Japan may have a reputation for cutting-edge technology, but anyone who has lived in the country knows that digital services in the country are often rigid, antiquated and slow to change — especially in the public sector.
The country has proved it again amid the coronavirus pandemic: Failures range from major glitches with a government-backed COVID-19 contact tracking app to the delayed distribution of cash handouts due to inefficient online application systems.
The resulting embarrassment has prodded the government to finally get serious about long-overdue digital reform, and these efforts are set to begin in earnest on Wednesday with the launch of the Digital Agency.
That will depend on whether the Digital Agency will be able to break away from Japan’s traditional bureaucratic culture, according to experts.
Digital reform is indeed a grave task, but some might think the creation of a new agency is nonetheless unnecessary.
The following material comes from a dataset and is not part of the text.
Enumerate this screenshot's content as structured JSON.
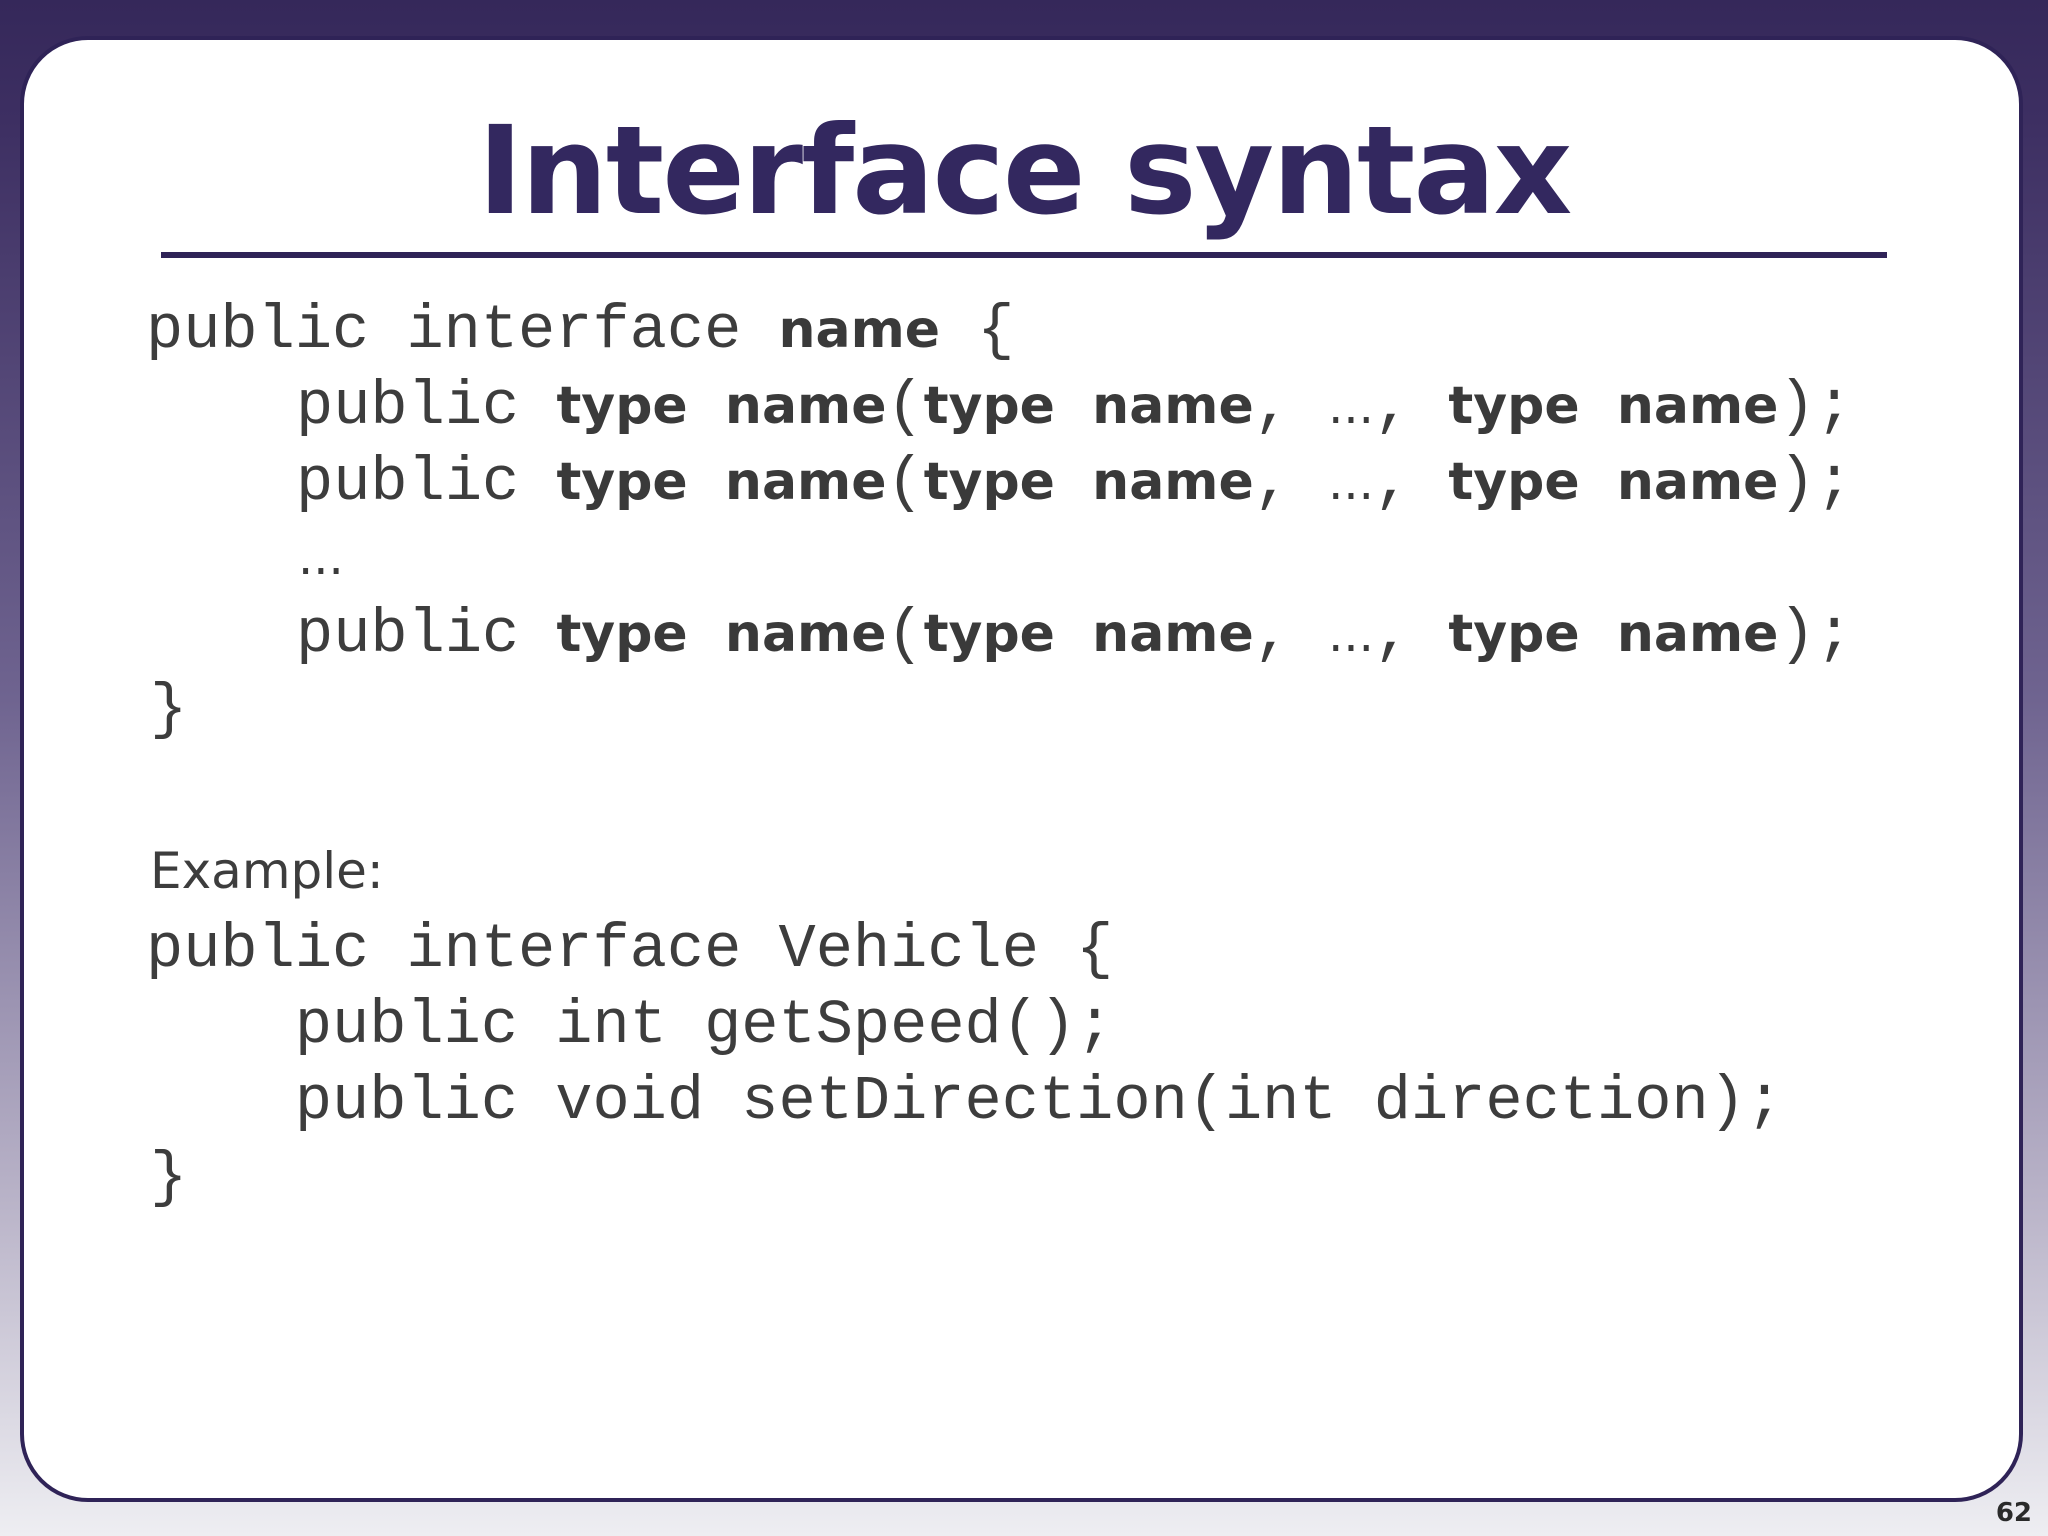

But Masaaki Taira, former state minister at the Cabinet Office in charge of information technology policy, believes the Digital Agency will be the linchpin that keeps change on track.